WORK ITEM ▸
Give all of the records again precisely, excluding whatever pictures they contain.

INFORMATION PROVIDED ▸
========
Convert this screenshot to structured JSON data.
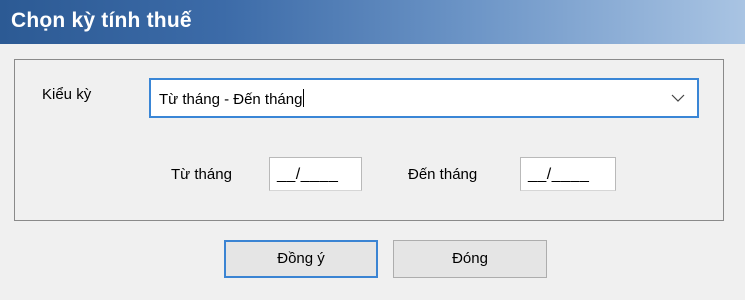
{
  "dialog": {
    "title": "Chọn kỳ tính thuế"
  },
  "period": {
    "type_label": "Kiểu kỳ",
    "type_value": "Từ tháng - Đến tháng",
    "dropdown_icon": "chevron-down-icon"
  },
  "range": {
    "from_label": "Từ tháng",
    "from_value": "__/____",
    "to_label": "Đến tháng",
    "to_value": "__/____"
  },
  "buttons": {
    "ok_label": "Đồng ý",
    "close_label": "Đóng"
  },
  "colors": {
    "title_start": "#2c5a94",
    "title_end": "#a9c4e3",
    "focus_border": "#3a86d6",
    "window_bg": "#f0f0f0"
  }
}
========
REPLY TO THE EXERCISE ▸
Convert this screenshot to structured JSON data.
{
  "dialog": {
    "title": "Chọn kỳ tính thuế"
  },
  "period": {
    "type_label": "Kiểu kỳ",
    "type_value": "Từ tháng - Đến tháng",
    "dropdown_icon": "chevron-down-icon"
  },
  "range": {
    "from_label": "Từ tháng",
    "from_value": "__/____",
    "to_label": "Đến tháng",
    "to_value": "__/____"
  },
  "buttons": {
    "ok_label": "Đồng ý",
    "close_label": "Đóng"
  },
  "colors": {
    "title_start": "#2c5a94",
    "title_end": "#a9c4e3",
    "focus_border": "#3a86d6",
    "window_bg": "#f0f0f0"
  }
}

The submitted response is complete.